# Instructions for the task:
A single number is the answer: the count of lines in the records that hold the word "JSON".

# Material shown:
[Start of section]
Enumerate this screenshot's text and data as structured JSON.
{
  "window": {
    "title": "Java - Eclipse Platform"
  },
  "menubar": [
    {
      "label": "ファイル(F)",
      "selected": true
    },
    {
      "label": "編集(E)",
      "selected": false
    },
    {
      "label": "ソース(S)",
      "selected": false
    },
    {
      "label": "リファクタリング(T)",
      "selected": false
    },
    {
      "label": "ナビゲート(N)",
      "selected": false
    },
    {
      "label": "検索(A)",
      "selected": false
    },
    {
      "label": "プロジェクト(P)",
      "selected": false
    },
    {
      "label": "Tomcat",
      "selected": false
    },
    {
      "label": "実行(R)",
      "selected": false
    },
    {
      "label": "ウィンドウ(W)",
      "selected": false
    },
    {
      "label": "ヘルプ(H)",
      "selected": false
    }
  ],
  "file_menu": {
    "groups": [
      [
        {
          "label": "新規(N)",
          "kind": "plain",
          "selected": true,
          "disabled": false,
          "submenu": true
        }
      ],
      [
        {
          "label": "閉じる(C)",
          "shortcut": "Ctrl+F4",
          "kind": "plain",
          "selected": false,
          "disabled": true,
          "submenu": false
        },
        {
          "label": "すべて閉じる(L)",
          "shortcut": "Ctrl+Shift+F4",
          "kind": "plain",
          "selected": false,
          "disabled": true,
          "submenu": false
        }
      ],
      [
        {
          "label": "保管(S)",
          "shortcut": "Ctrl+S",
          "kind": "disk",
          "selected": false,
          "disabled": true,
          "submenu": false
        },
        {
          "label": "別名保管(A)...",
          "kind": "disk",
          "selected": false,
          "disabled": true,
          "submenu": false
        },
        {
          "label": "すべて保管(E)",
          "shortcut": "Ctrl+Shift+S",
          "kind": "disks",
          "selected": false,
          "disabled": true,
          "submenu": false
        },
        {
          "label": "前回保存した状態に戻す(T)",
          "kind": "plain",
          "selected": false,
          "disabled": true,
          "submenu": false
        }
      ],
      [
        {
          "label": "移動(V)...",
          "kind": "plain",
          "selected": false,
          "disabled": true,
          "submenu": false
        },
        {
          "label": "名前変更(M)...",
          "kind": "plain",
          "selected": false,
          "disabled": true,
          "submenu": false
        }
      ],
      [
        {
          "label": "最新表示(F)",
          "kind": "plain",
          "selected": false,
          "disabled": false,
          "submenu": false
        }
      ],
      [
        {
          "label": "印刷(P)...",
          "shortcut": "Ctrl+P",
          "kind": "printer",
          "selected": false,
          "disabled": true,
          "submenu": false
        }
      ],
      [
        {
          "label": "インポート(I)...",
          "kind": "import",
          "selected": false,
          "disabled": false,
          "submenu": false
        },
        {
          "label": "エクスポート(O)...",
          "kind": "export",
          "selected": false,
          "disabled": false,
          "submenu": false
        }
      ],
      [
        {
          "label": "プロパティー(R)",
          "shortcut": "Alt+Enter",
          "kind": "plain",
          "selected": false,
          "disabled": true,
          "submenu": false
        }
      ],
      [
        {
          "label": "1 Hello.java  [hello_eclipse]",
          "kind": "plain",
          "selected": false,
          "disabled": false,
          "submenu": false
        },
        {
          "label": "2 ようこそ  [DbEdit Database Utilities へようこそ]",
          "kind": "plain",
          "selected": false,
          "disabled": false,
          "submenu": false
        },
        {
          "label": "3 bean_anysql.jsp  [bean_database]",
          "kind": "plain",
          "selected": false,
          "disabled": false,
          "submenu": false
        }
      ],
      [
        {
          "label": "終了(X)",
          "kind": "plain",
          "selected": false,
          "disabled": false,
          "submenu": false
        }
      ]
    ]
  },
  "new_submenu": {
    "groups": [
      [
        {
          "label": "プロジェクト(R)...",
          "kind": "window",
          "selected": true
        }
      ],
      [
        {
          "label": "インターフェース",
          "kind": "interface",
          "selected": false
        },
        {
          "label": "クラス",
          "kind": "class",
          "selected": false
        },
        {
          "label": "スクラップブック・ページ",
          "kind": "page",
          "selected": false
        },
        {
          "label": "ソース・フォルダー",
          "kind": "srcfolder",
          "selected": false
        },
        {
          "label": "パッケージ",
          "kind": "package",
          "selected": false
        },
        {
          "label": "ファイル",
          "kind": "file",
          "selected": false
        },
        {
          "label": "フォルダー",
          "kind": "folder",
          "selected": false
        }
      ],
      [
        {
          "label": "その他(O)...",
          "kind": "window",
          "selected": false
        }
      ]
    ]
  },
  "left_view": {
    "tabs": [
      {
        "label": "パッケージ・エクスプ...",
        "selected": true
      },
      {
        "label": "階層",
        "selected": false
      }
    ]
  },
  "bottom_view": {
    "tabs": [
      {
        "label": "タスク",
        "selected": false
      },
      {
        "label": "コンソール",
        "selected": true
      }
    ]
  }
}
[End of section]
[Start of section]
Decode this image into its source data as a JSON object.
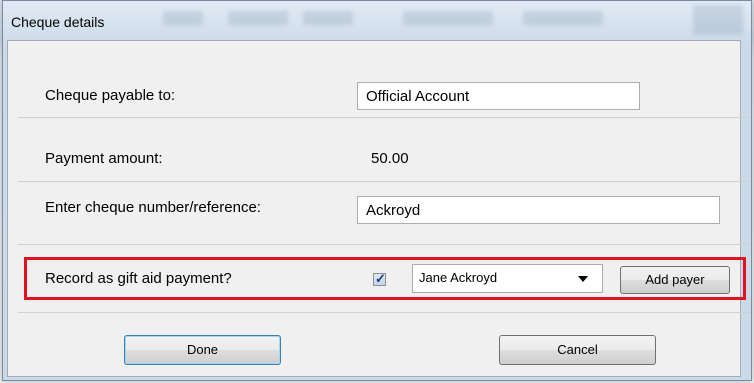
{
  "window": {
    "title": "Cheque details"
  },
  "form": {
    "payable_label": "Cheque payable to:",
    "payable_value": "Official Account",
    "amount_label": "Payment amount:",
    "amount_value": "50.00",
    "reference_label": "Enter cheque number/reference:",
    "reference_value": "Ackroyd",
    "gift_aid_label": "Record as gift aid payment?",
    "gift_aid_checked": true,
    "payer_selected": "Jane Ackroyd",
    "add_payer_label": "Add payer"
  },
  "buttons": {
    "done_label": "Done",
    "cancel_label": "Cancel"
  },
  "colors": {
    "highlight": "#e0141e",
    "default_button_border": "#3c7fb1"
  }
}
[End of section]
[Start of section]
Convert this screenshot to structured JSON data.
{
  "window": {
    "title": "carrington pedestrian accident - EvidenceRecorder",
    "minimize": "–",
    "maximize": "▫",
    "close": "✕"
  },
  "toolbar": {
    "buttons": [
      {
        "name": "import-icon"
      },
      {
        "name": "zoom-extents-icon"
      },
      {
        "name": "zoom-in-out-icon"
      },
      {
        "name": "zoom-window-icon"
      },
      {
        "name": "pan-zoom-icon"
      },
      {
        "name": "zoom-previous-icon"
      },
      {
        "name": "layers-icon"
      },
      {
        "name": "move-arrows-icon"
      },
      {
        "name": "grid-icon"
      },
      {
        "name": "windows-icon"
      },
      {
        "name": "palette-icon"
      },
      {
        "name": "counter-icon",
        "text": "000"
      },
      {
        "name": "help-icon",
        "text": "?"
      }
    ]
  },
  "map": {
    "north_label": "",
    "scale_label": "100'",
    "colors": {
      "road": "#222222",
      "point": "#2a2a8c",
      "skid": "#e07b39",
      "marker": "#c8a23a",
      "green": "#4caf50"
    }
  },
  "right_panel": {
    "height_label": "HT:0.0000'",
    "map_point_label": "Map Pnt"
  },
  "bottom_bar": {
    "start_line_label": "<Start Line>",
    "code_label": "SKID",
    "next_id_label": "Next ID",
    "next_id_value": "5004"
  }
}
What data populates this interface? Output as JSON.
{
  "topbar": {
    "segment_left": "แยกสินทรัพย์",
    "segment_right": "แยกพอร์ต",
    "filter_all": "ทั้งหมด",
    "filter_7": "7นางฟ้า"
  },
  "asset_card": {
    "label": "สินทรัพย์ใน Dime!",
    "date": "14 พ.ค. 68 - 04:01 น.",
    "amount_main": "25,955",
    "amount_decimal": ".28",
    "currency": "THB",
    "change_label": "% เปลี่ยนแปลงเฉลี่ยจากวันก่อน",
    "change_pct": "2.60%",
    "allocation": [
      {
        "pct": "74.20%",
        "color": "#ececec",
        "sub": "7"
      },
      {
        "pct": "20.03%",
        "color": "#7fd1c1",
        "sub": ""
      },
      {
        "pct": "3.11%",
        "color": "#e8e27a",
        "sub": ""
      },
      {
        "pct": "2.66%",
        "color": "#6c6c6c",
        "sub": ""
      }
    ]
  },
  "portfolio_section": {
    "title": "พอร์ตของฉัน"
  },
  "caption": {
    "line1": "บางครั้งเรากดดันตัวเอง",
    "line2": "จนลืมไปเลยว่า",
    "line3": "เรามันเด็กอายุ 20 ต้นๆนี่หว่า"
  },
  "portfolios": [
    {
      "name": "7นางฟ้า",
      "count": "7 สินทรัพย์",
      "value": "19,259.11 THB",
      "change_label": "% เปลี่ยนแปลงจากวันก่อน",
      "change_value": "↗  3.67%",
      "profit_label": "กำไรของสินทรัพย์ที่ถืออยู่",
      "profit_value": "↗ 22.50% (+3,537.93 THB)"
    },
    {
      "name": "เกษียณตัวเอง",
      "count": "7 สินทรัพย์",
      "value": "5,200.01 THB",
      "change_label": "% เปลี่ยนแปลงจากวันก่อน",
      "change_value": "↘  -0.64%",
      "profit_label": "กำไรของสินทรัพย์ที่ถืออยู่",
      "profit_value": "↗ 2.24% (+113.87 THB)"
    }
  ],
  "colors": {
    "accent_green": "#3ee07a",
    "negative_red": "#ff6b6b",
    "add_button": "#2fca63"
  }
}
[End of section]
# Written response:
4